Search each line of the data for the word "Info"; copy every line where it is found.

┄┄┄┄┄┄┄┄┄┄┄┄┄┄┄┄┄┄┄┄

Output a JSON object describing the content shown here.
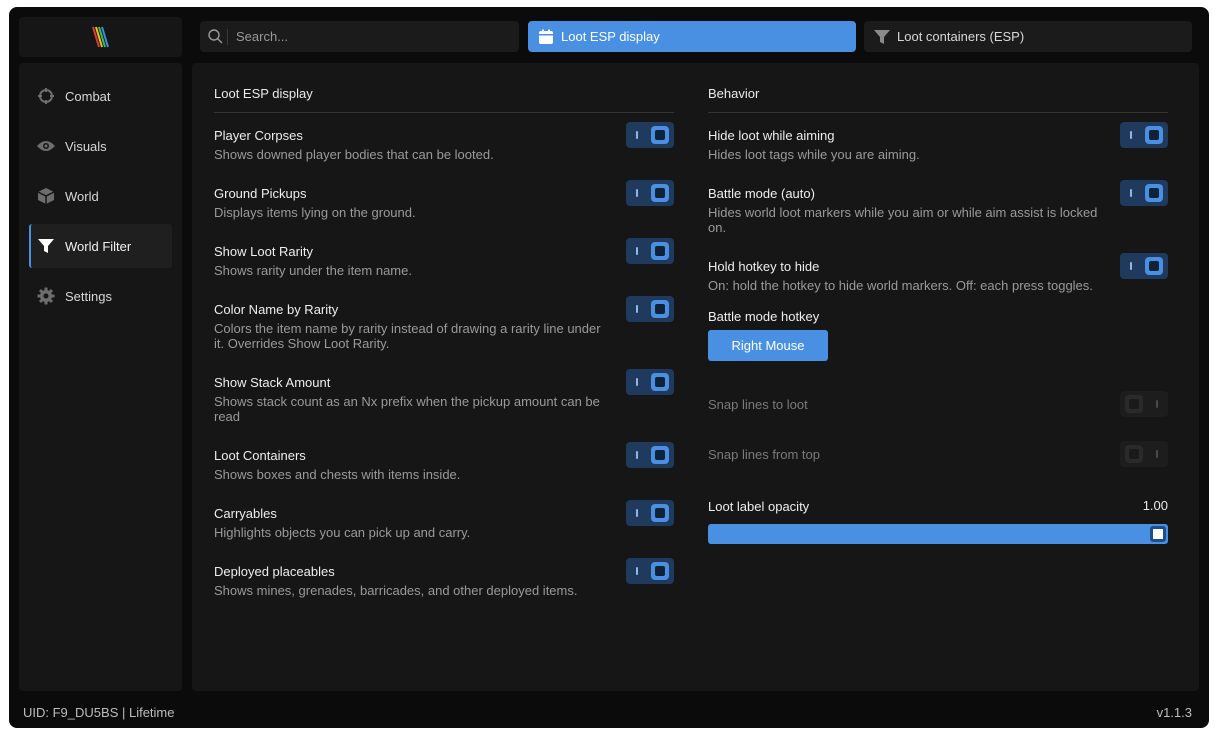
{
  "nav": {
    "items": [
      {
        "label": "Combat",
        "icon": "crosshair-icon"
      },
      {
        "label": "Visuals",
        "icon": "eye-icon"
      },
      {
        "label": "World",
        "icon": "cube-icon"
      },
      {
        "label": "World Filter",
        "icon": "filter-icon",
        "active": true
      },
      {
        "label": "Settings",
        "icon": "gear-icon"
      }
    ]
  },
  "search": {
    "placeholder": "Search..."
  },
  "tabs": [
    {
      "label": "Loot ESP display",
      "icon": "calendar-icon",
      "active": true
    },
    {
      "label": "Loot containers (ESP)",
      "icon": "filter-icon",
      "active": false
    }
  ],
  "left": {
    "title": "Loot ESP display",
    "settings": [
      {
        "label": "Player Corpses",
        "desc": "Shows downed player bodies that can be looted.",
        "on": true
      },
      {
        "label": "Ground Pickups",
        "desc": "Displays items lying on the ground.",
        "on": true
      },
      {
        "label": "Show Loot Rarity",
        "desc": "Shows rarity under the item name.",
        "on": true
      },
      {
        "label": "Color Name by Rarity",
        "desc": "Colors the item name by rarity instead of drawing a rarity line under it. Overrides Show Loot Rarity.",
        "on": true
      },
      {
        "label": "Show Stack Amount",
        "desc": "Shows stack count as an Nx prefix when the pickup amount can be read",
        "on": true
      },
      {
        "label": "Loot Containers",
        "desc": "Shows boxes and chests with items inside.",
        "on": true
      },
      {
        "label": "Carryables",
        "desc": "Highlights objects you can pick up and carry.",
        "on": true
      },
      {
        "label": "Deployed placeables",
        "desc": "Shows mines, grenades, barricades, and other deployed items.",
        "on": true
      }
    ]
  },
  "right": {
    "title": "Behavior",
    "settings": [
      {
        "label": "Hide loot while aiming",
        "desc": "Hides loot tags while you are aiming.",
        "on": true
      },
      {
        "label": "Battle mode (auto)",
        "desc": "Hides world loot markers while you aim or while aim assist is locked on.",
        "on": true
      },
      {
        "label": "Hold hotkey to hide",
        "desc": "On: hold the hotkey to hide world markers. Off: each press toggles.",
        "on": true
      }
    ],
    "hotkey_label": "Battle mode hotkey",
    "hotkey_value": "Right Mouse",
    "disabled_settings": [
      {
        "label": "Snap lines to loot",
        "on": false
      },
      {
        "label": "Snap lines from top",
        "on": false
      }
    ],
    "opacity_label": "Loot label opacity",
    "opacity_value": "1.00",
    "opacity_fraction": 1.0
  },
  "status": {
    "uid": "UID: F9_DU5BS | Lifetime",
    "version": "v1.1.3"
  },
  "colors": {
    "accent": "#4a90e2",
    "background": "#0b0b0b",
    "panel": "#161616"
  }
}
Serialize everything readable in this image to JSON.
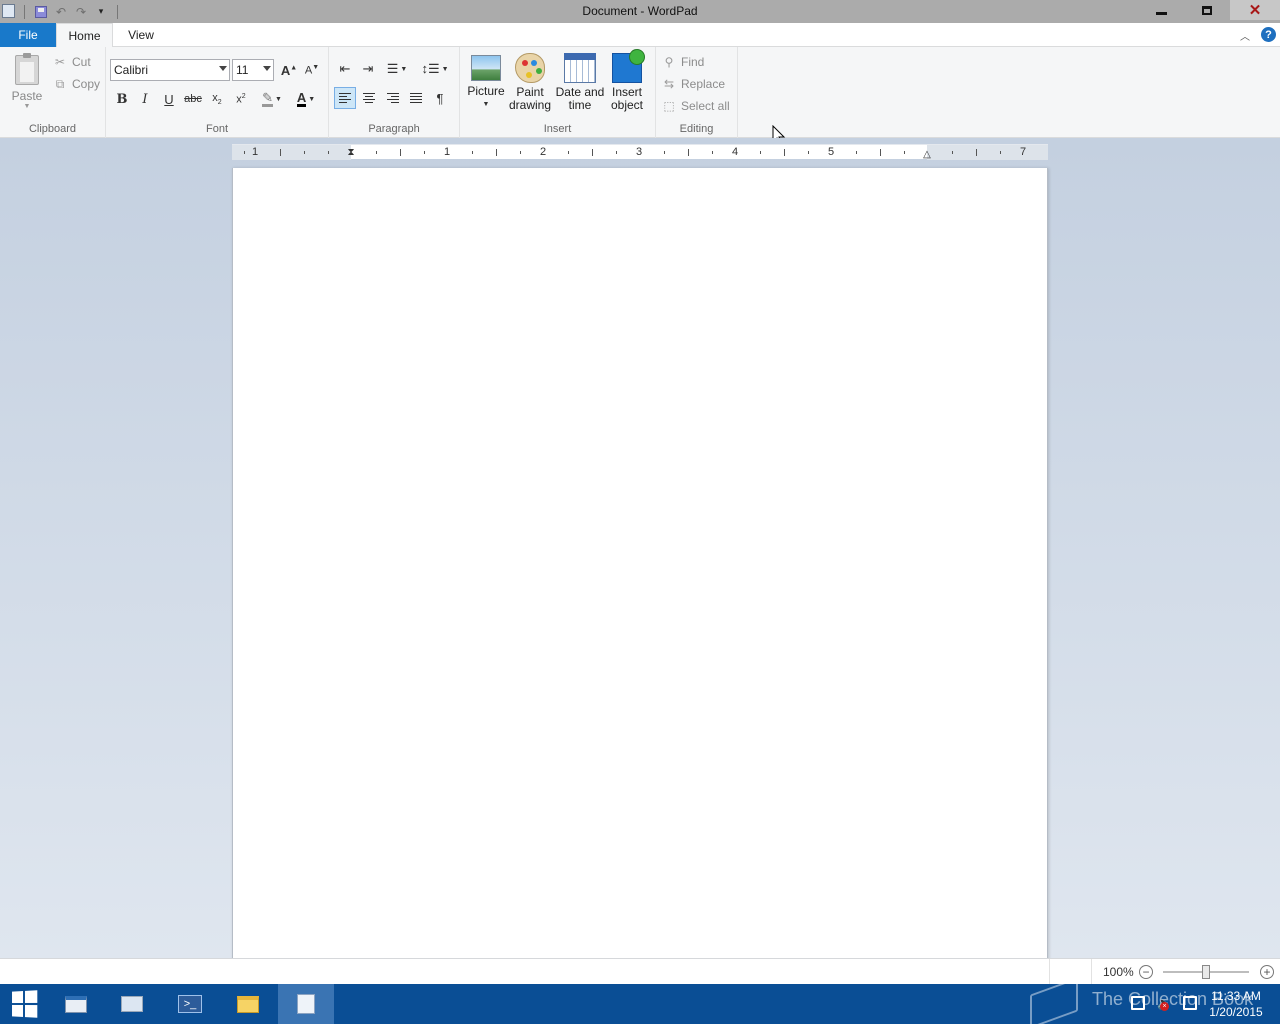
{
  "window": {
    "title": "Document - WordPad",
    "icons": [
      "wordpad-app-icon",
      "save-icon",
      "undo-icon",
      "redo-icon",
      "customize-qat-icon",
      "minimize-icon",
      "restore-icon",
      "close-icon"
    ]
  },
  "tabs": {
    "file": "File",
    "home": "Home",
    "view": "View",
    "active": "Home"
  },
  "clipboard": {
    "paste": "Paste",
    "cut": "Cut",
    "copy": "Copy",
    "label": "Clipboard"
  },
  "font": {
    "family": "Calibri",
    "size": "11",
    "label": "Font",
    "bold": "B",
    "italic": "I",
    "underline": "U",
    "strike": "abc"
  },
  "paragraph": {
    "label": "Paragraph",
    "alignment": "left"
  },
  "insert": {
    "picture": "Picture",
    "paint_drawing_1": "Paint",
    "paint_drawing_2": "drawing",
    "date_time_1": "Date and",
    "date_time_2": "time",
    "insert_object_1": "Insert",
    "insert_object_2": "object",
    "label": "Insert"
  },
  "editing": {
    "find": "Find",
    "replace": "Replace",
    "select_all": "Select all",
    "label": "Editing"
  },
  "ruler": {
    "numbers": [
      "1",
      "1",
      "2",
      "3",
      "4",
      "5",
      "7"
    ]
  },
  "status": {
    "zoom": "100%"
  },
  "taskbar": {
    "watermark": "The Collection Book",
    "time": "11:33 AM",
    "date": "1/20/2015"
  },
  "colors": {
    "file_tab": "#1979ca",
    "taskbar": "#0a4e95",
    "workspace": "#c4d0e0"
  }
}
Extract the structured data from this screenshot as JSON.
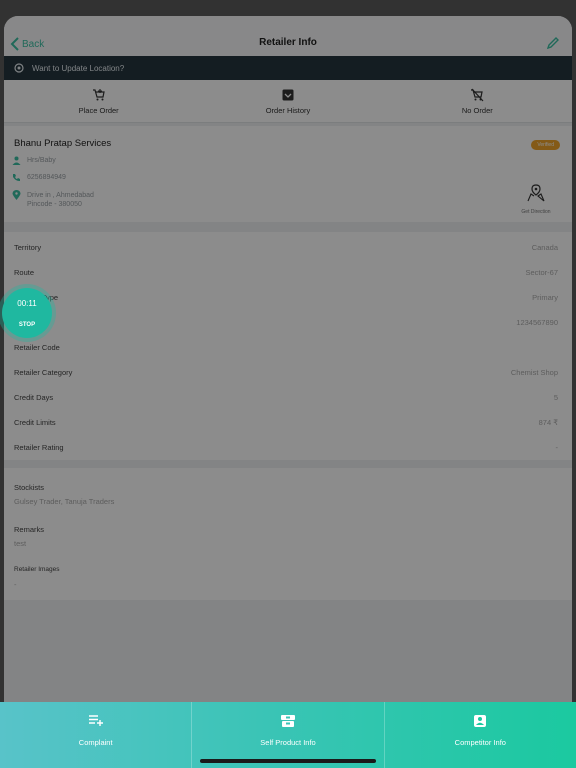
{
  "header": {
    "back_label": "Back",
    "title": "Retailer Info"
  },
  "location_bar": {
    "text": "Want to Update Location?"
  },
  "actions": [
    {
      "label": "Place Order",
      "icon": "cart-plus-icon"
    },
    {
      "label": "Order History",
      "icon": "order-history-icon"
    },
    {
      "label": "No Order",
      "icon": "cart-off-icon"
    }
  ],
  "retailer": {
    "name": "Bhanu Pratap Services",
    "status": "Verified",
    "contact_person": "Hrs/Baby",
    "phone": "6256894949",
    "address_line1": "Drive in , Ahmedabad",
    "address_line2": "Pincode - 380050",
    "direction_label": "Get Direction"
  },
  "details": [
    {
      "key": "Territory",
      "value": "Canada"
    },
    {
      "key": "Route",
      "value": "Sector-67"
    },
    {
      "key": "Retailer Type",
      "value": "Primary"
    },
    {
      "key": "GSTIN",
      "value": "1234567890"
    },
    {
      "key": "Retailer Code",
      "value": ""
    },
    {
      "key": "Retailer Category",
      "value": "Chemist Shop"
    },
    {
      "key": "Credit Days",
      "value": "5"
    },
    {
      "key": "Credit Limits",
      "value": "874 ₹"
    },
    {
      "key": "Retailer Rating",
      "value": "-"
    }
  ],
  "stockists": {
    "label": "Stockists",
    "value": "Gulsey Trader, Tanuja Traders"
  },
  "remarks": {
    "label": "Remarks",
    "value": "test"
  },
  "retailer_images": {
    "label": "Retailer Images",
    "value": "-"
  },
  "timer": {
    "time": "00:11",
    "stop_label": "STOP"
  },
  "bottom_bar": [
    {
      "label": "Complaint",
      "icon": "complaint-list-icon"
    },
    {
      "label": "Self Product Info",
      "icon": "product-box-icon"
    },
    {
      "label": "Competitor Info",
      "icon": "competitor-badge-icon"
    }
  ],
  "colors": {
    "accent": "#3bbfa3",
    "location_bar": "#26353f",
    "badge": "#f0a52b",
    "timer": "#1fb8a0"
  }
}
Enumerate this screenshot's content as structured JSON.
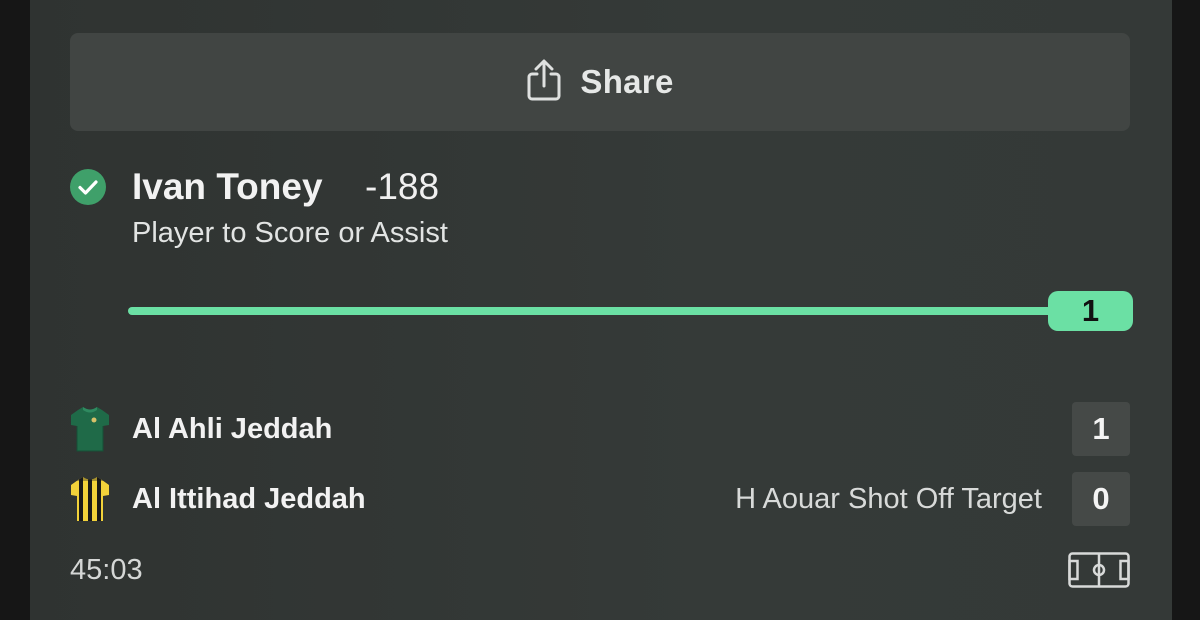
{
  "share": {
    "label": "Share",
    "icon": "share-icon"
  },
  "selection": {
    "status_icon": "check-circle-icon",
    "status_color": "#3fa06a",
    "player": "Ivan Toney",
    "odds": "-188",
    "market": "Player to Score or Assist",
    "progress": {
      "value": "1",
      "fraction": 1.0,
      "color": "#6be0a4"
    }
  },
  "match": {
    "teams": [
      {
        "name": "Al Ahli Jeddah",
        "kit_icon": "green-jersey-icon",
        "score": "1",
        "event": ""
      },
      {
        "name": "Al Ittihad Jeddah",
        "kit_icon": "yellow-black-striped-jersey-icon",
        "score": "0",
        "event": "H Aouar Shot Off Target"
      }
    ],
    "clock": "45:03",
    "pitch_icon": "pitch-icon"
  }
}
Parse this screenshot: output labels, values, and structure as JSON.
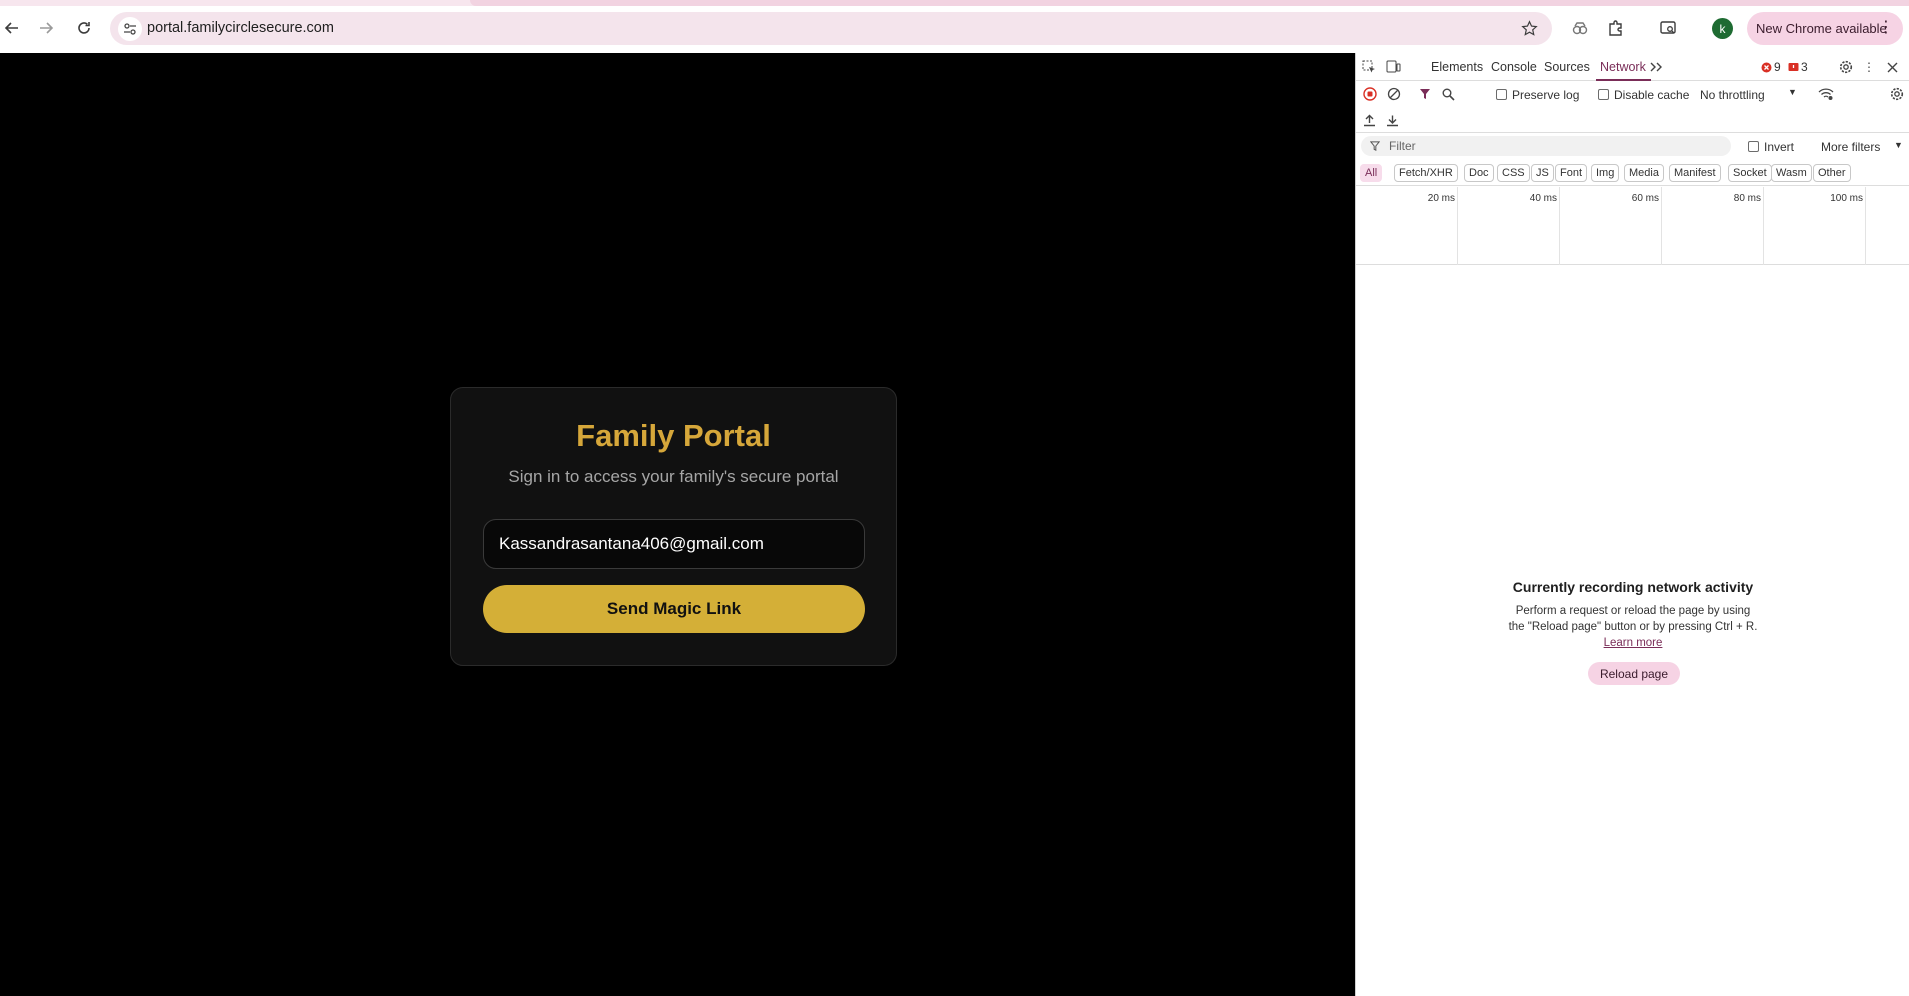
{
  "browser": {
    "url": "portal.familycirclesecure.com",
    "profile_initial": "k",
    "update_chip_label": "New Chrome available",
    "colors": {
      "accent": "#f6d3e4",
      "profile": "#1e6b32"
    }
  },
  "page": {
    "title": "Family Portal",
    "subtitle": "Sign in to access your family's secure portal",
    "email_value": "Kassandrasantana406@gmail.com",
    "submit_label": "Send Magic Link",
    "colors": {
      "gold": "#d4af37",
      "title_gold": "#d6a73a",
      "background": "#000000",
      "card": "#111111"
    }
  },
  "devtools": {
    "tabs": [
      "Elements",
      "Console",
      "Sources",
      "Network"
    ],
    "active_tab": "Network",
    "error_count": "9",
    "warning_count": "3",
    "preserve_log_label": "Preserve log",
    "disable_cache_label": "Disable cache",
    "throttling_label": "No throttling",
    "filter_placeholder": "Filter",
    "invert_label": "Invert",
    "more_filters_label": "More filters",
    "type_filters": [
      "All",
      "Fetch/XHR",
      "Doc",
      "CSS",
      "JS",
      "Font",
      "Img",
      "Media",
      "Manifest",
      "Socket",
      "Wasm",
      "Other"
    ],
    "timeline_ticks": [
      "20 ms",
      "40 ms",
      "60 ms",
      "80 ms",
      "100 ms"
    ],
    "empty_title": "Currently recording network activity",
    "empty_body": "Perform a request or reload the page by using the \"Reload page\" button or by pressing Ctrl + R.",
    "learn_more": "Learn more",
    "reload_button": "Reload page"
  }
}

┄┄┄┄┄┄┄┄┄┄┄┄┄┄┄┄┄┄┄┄

■ Written response
    "title": "Retailer Info"
      "label": "Self Product Info",
      "label": "Competitor Info",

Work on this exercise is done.